§ EXERCISE DESCRIPTION:
The complete listing, repeated precisely, must form the answer.

+++++

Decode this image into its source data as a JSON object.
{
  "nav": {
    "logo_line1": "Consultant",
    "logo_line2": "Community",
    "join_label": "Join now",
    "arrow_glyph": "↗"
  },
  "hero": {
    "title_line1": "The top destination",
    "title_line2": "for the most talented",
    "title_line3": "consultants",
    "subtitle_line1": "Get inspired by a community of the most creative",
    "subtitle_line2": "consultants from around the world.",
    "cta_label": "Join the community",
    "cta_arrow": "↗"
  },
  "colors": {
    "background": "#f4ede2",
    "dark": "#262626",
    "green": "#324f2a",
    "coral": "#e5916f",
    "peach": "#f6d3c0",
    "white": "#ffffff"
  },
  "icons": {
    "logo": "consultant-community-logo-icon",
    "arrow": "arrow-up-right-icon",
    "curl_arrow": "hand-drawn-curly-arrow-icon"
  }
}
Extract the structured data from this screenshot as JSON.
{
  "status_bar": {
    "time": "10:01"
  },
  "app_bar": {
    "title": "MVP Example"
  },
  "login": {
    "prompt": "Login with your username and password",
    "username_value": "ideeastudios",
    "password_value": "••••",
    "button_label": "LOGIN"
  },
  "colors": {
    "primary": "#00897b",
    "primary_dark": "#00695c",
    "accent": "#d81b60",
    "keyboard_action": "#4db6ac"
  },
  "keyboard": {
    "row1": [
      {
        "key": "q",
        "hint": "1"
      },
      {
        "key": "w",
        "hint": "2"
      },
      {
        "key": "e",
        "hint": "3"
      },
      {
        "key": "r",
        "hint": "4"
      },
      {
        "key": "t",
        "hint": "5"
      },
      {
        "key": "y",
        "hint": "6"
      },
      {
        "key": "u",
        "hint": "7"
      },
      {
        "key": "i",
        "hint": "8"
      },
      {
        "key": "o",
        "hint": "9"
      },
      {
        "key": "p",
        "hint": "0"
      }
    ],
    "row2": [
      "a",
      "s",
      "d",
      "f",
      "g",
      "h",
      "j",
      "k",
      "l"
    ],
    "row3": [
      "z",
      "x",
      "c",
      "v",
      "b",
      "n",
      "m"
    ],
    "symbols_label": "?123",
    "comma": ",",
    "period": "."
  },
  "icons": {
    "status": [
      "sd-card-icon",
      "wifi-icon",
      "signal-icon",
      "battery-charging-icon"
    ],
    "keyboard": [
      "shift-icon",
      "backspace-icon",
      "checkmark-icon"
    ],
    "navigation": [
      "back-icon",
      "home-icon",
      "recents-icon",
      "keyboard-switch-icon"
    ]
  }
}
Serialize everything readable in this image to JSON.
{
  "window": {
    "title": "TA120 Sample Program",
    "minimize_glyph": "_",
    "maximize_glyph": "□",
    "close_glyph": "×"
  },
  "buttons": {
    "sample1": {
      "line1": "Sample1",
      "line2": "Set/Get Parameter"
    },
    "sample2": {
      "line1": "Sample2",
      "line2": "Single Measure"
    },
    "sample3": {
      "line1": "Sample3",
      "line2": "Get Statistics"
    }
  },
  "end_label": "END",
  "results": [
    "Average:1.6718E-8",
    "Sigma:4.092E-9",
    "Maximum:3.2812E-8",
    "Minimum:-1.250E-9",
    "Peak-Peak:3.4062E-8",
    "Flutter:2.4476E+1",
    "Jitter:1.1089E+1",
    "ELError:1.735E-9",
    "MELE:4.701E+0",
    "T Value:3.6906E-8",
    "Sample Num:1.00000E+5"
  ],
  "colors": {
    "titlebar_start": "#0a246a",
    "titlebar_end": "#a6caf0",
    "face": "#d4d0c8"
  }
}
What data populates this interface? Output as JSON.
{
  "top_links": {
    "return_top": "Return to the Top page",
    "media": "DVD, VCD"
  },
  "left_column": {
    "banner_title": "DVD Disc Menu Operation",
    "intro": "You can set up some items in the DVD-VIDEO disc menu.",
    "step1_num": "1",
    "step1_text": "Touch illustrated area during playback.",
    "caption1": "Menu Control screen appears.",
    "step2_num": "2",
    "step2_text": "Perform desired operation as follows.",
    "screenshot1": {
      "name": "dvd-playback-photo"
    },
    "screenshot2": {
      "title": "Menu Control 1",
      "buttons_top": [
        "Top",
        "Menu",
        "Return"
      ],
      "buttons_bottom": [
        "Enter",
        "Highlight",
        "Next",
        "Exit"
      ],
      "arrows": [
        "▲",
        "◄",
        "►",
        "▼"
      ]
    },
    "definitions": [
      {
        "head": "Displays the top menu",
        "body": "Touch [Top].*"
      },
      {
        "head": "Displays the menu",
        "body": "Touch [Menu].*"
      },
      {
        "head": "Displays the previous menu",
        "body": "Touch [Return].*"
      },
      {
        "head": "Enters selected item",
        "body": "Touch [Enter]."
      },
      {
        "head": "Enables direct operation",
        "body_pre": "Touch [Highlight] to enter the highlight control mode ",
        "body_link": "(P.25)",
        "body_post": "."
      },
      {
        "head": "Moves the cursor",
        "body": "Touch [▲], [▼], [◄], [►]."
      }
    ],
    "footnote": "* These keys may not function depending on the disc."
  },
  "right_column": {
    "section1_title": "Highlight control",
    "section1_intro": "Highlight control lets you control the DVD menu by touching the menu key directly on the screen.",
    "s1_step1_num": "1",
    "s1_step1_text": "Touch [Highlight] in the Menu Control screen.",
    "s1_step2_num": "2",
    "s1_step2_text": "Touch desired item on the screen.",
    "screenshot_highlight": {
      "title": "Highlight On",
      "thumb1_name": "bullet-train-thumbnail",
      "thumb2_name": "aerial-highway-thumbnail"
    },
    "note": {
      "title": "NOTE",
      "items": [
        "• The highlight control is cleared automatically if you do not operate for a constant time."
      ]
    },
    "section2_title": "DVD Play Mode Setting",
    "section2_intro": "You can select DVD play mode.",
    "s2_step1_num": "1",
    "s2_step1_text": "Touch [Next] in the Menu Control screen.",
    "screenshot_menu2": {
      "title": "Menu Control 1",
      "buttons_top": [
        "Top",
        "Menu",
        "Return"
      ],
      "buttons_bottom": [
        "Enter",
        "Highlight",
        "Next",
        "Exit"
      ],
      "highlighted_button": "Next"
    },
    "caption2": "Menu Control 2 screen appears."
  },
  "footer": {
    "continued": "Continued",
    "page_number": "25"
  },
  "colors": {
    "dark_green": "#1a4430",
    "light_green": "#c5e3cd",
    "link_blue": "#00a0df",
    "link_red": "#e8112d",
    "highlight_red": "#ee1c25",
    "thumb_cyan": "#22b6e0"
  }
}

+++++

§ SOLUTION:
Decode this image into its source data as a JSON object.
{
  "nav": {
    "logo_line1": "Consultant",
    "logo_line2": "Community",
    "join_label": "Join now",
    "arrow_glyph": "↗"
  },
  "hero": {
    "title_line1": "The top destination",
    "title_line2": "for the most talented",
    "title_line3": "consultants",
    "subtitle_line1": "Get inspired by a community of the most creative",
    "subtitle_line2": "consultants from around the world.",
    "cta_label": "Join the community",
    "cta_arrow": "↗"
  },
  "colors": {
    "background": "#f4ede2",
    "dark": "#262626",
    "green": "#324f2a",
    "coral": "#e5916f",
    "peach": "#f6d3c0",
    "white": "#ffffff"
  },
  "icons": {
    "logo": "consultant-community-logo-icon",
    "arrow": "arrow-up-right-icon",
    "curl_arrow": "hand-drawn-curly-arrow-icon"
  }
}
Extract the structured data from this screenshot as JSON.
{
  "status_bar": {
    "time": "10:01"
  },
  "app_bar": {
    "title": "MVP Example"
  },
  "login": {
    "prompt": "Login with your username and password",
    "username_value": "ideeastudios",
    "password_value": "••••",
    "button_label": "LOGIN"
  },
  "colors": {
    "primary": "#00897b",
    "primary_dark": "#00695c",
    "accent": "#d81b60",
    "keyboard_action": "#4db6ac"
  },
  "keyboard": {
    "row1": [
      {
        "key": "q",
        "hint": "1"
      },
      {
        "key": "w",
        "hint": "2"
      },
      {
        "key": "e",
        "hint": "3"
      },
      {
        "key": "r",
        "hint": "4"
      },
      {
        "key": "t",
        "hint": "5"
      },
      {
        "key": "y",
        "hint": "6"
      },
      {
        "key": "u",
        "hint": "7"
      },
      {
        "key": "i",
        "hint": "8"
      },
      {
        "key": "o",
        "hint": "9"
      },
      {
        "key": "p",
        "hint": "0"
      }
    ],
    "row2": [
      "a",
      "s",
      "d",
      "f",
      "g",
      "h",
      "j",
      "k",
      "l"
    ],
    "row3": [
      "z",
      "x",
      "c",
      "v",
      "b",
      "n",
      "m"
    ],
    "symbols_label": "?123",
    "comma": ",",
    "period": "."
  },
  "icons": {
    "status": [
      "sd-card-icon",
      "wifi-icon",
      "signal-icon",
      "battery-charging-icon"
    ],
    "keyboard": [
      "shift-icon",
      "backspace-icon",
      "checkmark-icon"
    ],
    "navigation": [
      "back-icon",
      "home-icon",
      "recents-icon",
      "keyboard-switch-icon"
    ]
  }
}
Serialize everything readable in this image to JSON.
{
  "window": {
    "title": "TA120 Sample Program",
    "minimize_glyph": "_",
    "maximize_glyph": "□",
    "close_glyph": "×"
  },
  "buttons": {
    "sample1": {
      "line1": "Sample1",
      "line2": "Set/Get Parameter"
    },
    "sample2": {
      "line1": "Sample2",
      "line2": "Single Measure"
    },
    "sample3": {
      "line1": "Sample3",
      "line2": "Get Statistics"
    }
  },
  "end_label": "END",
  "results": [
    "Average:1.6718E-8",
    "Sigma:4.092E-9",
    "Maximum:3.2812E-8",
    "Minimum:-1.250E-9",
    "Peak-Peak:3.4062E-8",
    "Flutter:2.4476E+1",
    "Jitter:1.1089E+1",
    "ELError:1.735E-9",
    "MELE:4.701E+0",
    "T Value:3.6906E-8",
    "Sample Num:1.00000E+5"
  ],
  "colors": {
    "titlebar_start": "#0a246a",
    "titlebar_end": "#a6caf0",
    "face": "#d4d0c8"
  }
}
What data populates this interface? Output as JSON.
{
  "top_links": {
    "return_top": "Return to the Top page",
    "media": "DVD, VCD"
  },
  "left_column": {
    "banner_title": "DVD Disc Menu Operation",
    "intro": "You can set up some items in the DVD-VIDEO disc menu.",
    "step1_num": "1",
    "step1_text": "Touch illustrated area during playback.",
    "caption1": "Menu Control screen appears.",
    "step2_num": "2",
    "step2_text": "Perform desired operation as follows.",
    "screenshot1": {
      "name": "dvd-playback-photo"
    },
    "screenshot2": {
      "title": "Menu Control 1",
      "buttons_top": [
        "Top",
        "Menu",
        "Return"
      ],
      "buttons_bottom": [
        "Enter",
        "Highlight",
        "Next",
        "Exit"
      ],
      "arrows": [
        "▲",
        "◄",
        "►",
        "▼"
      ]
    },
    "definitions": [
      {
        "head": "Displays the top menu",
        "body": "Touch [Top].*"
      },
      {
        "head": "Displays the menu",
        "body": "Touch [Menu].*"
      },
      {
        "head": "Displays the previous menu",
        "body": "Touch [Return].*"
      },
      {
        "head": "Enters selected item",
        "body": "Touch [Enter]."
      },
      {
        "head": "Enables direct operation",
        "body_pre": "Touch [Highlight] to enter the highlight control mode ",
        "body_link": "(P.25)",
        "body_post": "."
      },
      {
        "head": "Moves the cursor",
        "body": "Touch [▲], [▼], [◄], [►]."
      }
    ],
    "footnote": "* These keys may not function depending on the disc."
  },
  "right_column": {
    "section1_title": "Highlight control",
    "section1_intro": "Highlight control lets you control the DVD menu by touching the menu key directly on the screen.",
    "s1_step1_num": "1",
    "s1_step1_text": "Touch [Highlight] in the Menu Control screen.",
    "s1_step2_num": "2",
    "s1_step2_text": "Touch desired item on the screen.",
    "screenshot_highlight": {
      "title": "Highlight On",
      "thumb1_name": "bullet-train-thumbnail",
      "thumb2_name": "aerial-highway-thumbnail"
    },
    "note": {
      "title": "NOTE",
      "items": [
        "• The highlight control is cleared automatically if you do not operate for a constant time."
      ]
    },
    "section2_title": "DVD Play Mode Setting",
    "section2_intro": "You can select DVD play mode.",
    "s2_step1_num": "1",
    "s2_step1_text": "Touch [Next] in the Menu Control screen.",
    "screenshot_menu2": {
      "title": "Menu Control 1",
      "buttons_top": [
        "Top",
        "Menu",
        "Return"
      ],
      "buttons_bottom": [
        "Enter",
        "Highlight",
        "Next",
        "Exit"
      ],
      "highlighted_button": "Next"
    },
    "caption2": "Menu Control 2 screen appears."
  },
  "footer": {
    "continued": "Continued",
    "page_number": "25"
  },
  "colors": {
    "dark_green": "#1a4430",
    "light_green": "#c5e3cd",
    "link_blue": "#00a0df",
    "link_red": "#e8112d",
    "highlight_red": "#ee1c25",
    "thumb_cyan": "#22b6e0"
  }
}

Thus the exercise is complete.